Brief: Verbatim copy without images: repeat the records in full.

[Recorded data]

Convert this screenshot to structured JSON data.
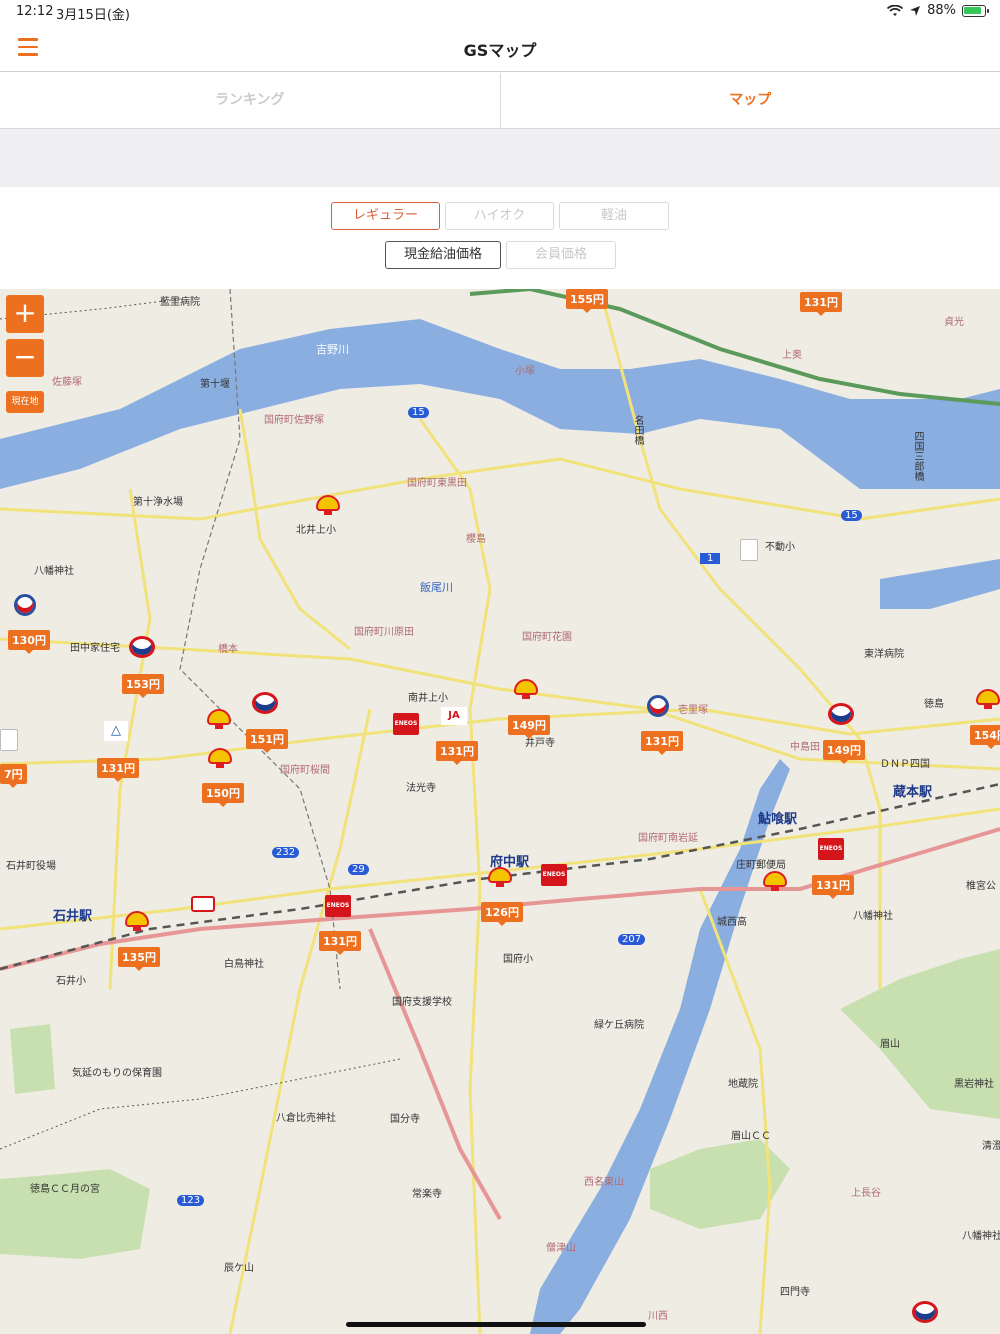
{
  "status": {
    "time": "12:12",
    "date": "3月15日(金)",
    "battery": "88%",
    "battery_level": 0.88,
    "icons": [
      "wifi-icon",
      "location-arrow-icon",
      "battery-icon"
    ]
  },
  "nav": {
    "title": "GSマップ",
    "menu_icon": "hamburger-menu-icon"
  },
  "tabs": [
    {
      "label": "ランキング",
      "active": false
    },
    {
      "label": "マップ",
      "active": true
    }
  ],
  "fuel_filters": [
    {
      "label": "レギュラー",
      "selected": true
    },
    {
      "label": "ハイオク",
      "selected": false
    },
    {
      "label": "軽油",
      "selected": false
    }
  ],
  "price_filters": [
    {
      "label": "現金給油価格",
      "selected": true
    },
    {
      "label": "会員価格",
      "selected": false
    }
  ],
  "colors": {
    "accent": "#ec7020",
    "regular_border": "#d9603a"
  },
  "map_controls": {
    "zoom_in": "+",
    "zoom_out": "−",
    "current_location": "現在地"
  },
  "prices": [
    "155円",
    "131円",
    "130円",
    "153円",
    "151円",
    "131円",
    "131円",
    "149円",
    "131円",
    "149円",
    "154円",
    "150円",
    "7円",
    "131円",
    "126円",
    "131円",
    "135円"
  ],
  "places": {
    "airi_hospital": "藍里病院",
    "satozuka": "佐藤塚",
    "dai10": "第十堰",
    "yoshino_river": "吉野川",
    "kozuka": "小塚",
    "kamioku": "上奥",
    "sadamitsu": "貞光",
    "sanoduka": "国府町佐野塚",
    "r15a": "15",
    "nadabashi": "名田橋",
    "shikokusabuchi": "四国三郎橋",
    "higashikuroda": "国府町東黒田",
    "jusu": "第十浄水場",
    "kitaiua": "北井上小",
    "sakurajima": "櫻島",
    "r15b": "15",
    "r1": "1",
    "fudo": "不動小",
    "hachiman1": "八幡神社",
    "iioriver": "飯尾川",
    "kawaharada": "国府町川原田",
    "hanazono": "国府町花園",
    "tanaka": "田中家住宅",
    "hashimoto": "橋本",
    "toyo": "東洋病院",
    "minamiiua": "南井上小",
    "tokushima": "徳島",
    "iryuji": "井戸寺",
    "iritsuka": "壱里塚",
    "nakashima": "中島田",
    "dnp": "ＤＮＰ四国",
    "kuramoto": "蔵本駅",
    "sakurama": "国府町桜間",
    "hokoji": "法光寺",
    "ayukui": "鮎喰駅",
    "minamiiwanobu": "国府町南岩延",
    "shoumachi_po": "庄町郵便局",
    "r232": "232",
    "ishii_office": "石井町役場",
    "r29": "29",
    "fuchu": "府中駅",
    "ishii_station": "石井駅",
    "hachiman2": "八幡神社",
    "kamiya": "椎宮公",
    "shiratori": "白鳥神社",
    "jonishi": "城西高",
    "r207": "207",
    "kokufusho": "国府小",
    "ishiisho": "石井小",
    "shiengakko": "国府支援学校",
    "midorigaoka": "緑ケ丘病院",
    "bizan": "眉山",
    "kienomori": "気延のもりの保育園",
    "jizoin": "地蔵院",
    "kuroiwa": "黒岩神社",
    "yakura": "八倉比売神社",
    "kokubunji": "国分寺",
    "bizancc": "眉山ＣＣ",
    "kiyosumi": "清澄",
    "tokushimacc": "徳島ＣＣ月の宮",
    "r123": "123",
    "jorakuji": "常楽寺",
    "nishimeitozan": "西名東山",
    "kamiegoku": "上長谷",
    "sozu": "僧津山",
    "hachiman3": "八幡神社",
    "tatsugayama": "辰ケ山",
    "shimonji": "四門寺",
    "kawanishi": "川西"
  }
}
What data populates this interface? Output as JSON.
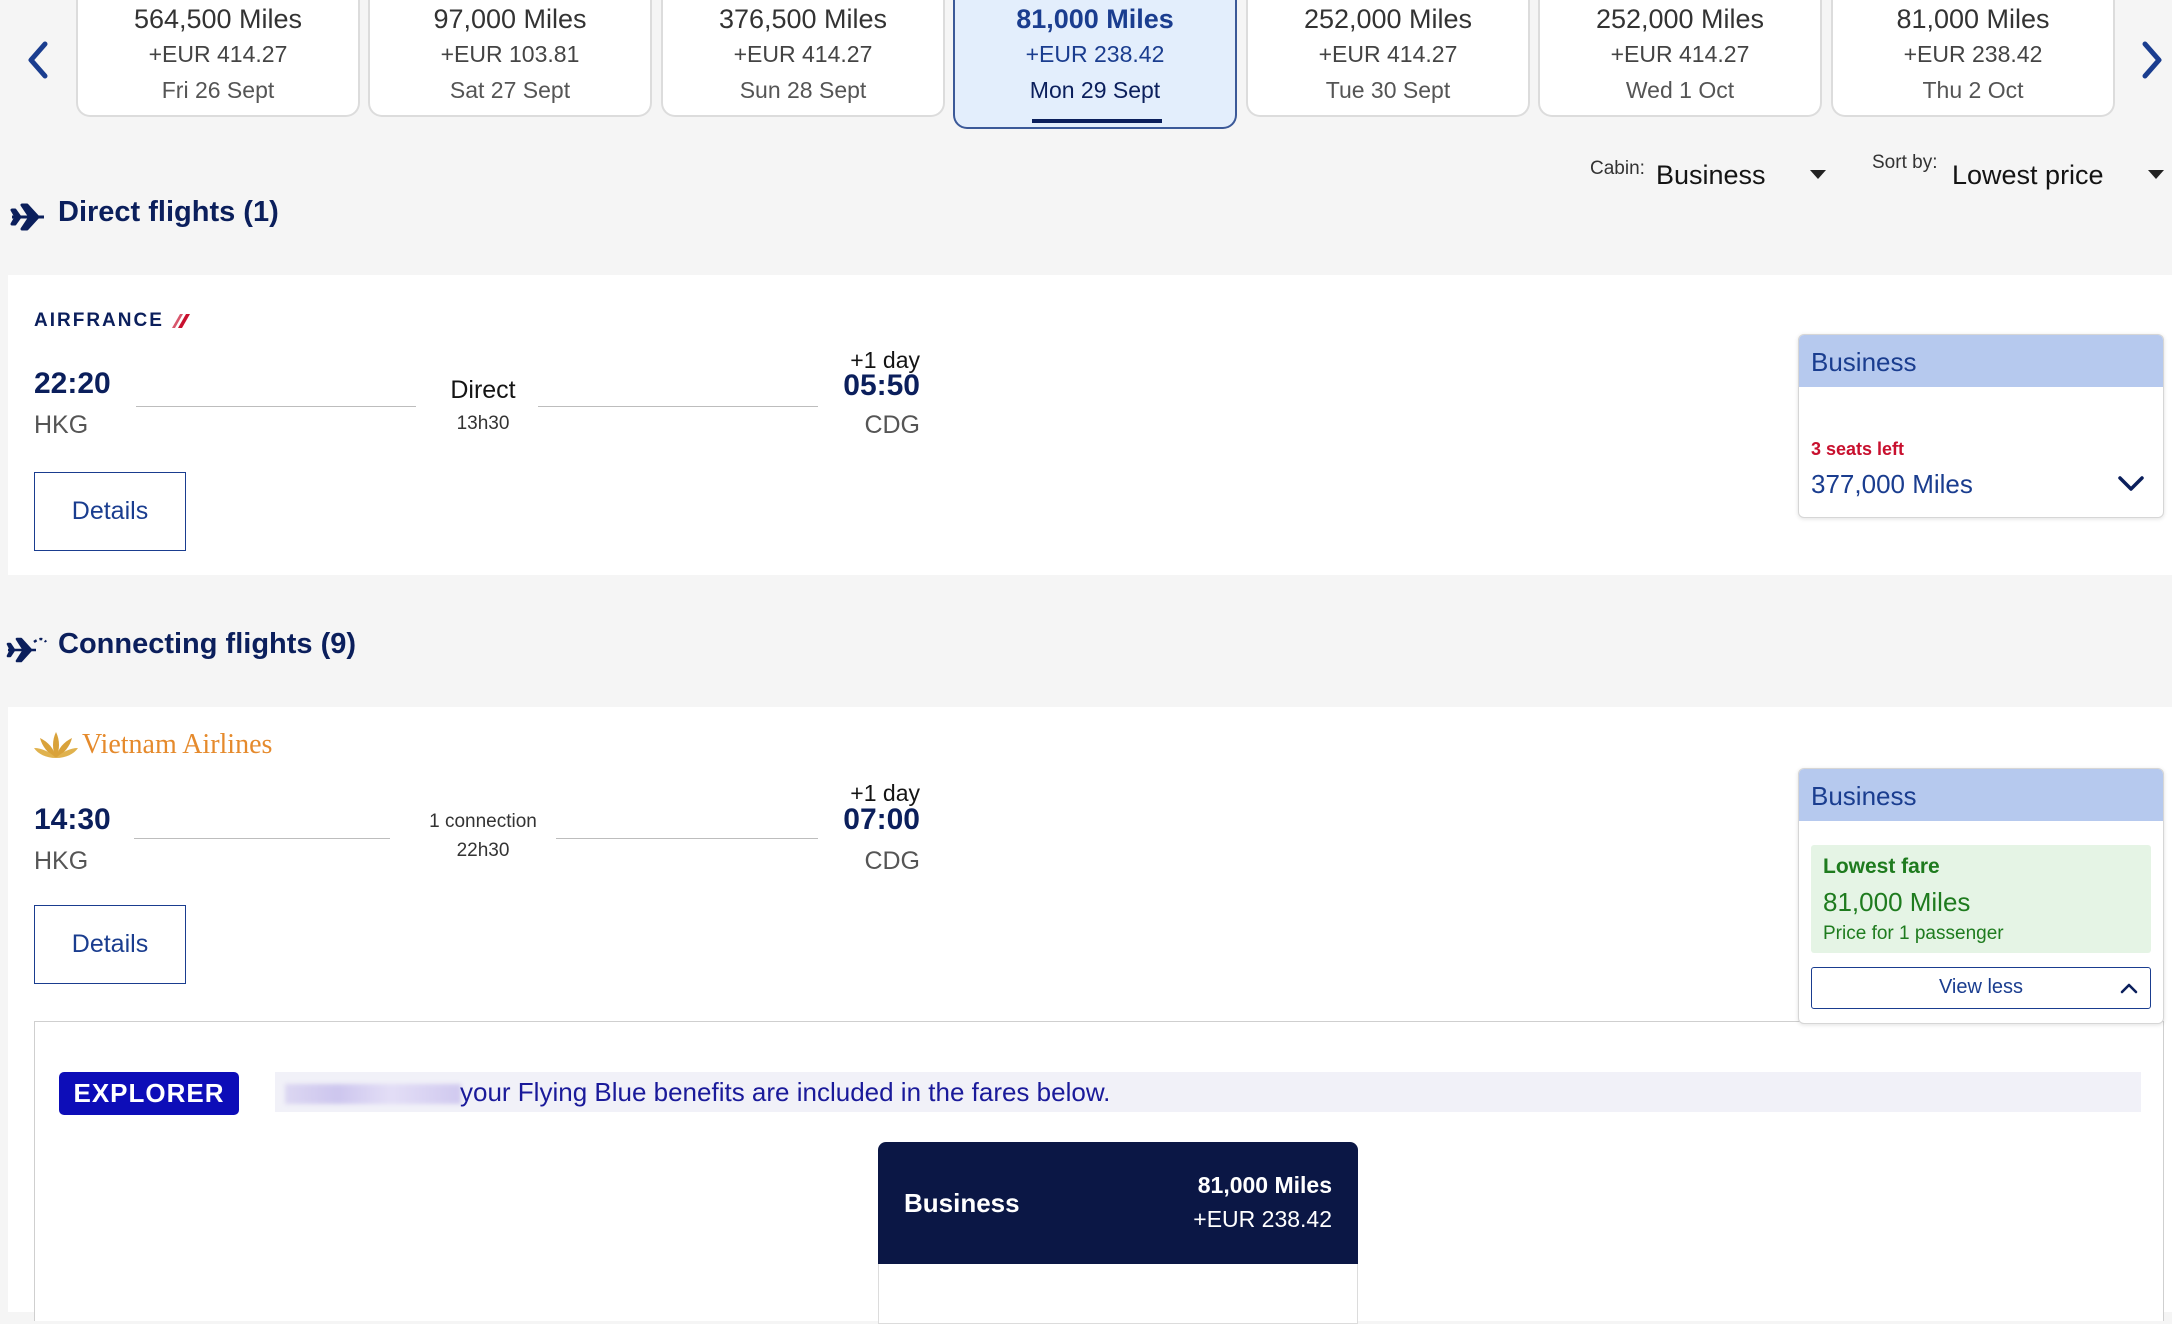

Solved exercise:
Convert this screenshot to structured JSON data.
{
  "status": {
    "time": "12:12",
    "date": "3月15日(金)",
    "battery": "88%",
    "battery_level": 0.88,
    "icons": [
      "wifi-icon",
      "location-arrow-icon",
      "battery-icon"
    ]
  },
  "nav": {
    "title": "GSマップ",
    "menu_icon": "hamburger-menu-icon"
  },
  "tabs": [
    {
      "label": "ランキング",
      "active": false
    },
    {
      "label": "マップ",
      "active": true
    }
  ],
  "fuel_filters": [
    {
      "label": "レギュラー",
      "selected": true
    },
    {
      "label": "ハイオク",
      "selected": false
    },
    {
      "label": "軽油",
      "selected": false
    }
  ],
  "price_filters": [
    {
      "label": "現金給油価格",
      "selected": true
    },
    {
      "label": "会員価格",
      "selected": false
    }
  ],
  "colors": {
    "accent": "#ec7020",
    "regular_border": "#d9603a"
  },
  "map_controls": {
    "zoom_in": "+",
    "zoom_out": "−",
    "current_location": "現在地"
  },
  "prices": [
    "155円",
    "131円",
    "130円",
    "153円",
    "151円",
    "131円",
    "131円",
    "149円",
    "131円",
    "149円",
    "154円",
    "150円",
    "7円",
    "131円",
    "126円",
    "131円",
    "135円"
  ],
  "places": {
    "airi_hospital": "藍里病院",
    "satozuka": "佐藤塚",
    "dai10": "第十堰",
    "yoshino_river": "吉野川",
    "kozuka": "小塚",
    "kamioku": "上奥",
    "sadamitsu": "貞光",
    "sanoduka": "国府町佐野塚",
    "r15a": "15",
    "nadabashi": "名田橋",
    "shikokusabuchi": "四国三郎橋",
    "higashikuroda": "国府町東黒田",
    "jusu": "第十浄水場",
    "kitaiua": "北井上小",
    "sakurajima": "櫻島",
    "r15b": "15",
    "r1": "1",
    "fudo": "不動小",
    "hachiman1": "八幡神社",
    "iioriver": "飯尾川",
    "kawaharada": "国府町川原田",
    "hanazono": "国府町花園",
    "tanaka": "田中家住宅",
    "hashimoto": "橋本",
    "toyo": "東洋病院",
    "minamiiua": "南井上小",
    "tokushima": "徳島",
    "iryuji": "井戸寺",
    "iritsuka": "壱里塚",
    "nakashima": "中島田",
    "dnp": "ＤＮＰ四国",
    "kuramoto": "蔵本駅",
    "sakurama": "国府町桜間",
    "hokoji": "法光寺",
    "ayukui": "鮎喰駅",
    "minamiiwanobu": "国府町南岩延",
    "shoumachi_po": "庄町郵便局",
    "r232": "232",
    "ishii_office": "石井町役場",
    "r29": "29",
    "fuchu": "府中駅",
    "ishii_station": "石井駅",
    "hachiman2": "八幡神社",
    "kamiya": "椎宮公",
    "shiratori": "白鳥神社",
    "jonishi": "城西高",
    "r207": "207",
    "kokufusho": "国府小",
    "ishiisho": "石井小",
    "shiengakko": "国府支援学校",
    "midorigaoka": "緑ケ丘病院",
    "bizan": "眉山",
    "kienomori": "気延のもりの保育園",
    "jizoin": "地蔵院",
    "kuroiwa": "黒岩神社",
    "yakura": "八倉比売神社",
    "kokubunji": "国分寺",
    "bizancc": "眉山ＣＣ",
    "kiyosumi": "清澄",
    "tokushimacc": "徳島ＣＣ月の宮",
    "r123": "123",
    "jorakuji": "常楽寺",
    "nishimeitozan": "西名東山",
    "kamiegoku": "上長谷",
    "sozu": "僧津山",
    "hachiman3": "八幡神社",
    "tatsugayama": "辰ケ山",
    "shimonji": "四門寺",
    "kawanishi": "川西"
  }
}
What data populates this interface? Output as JSON.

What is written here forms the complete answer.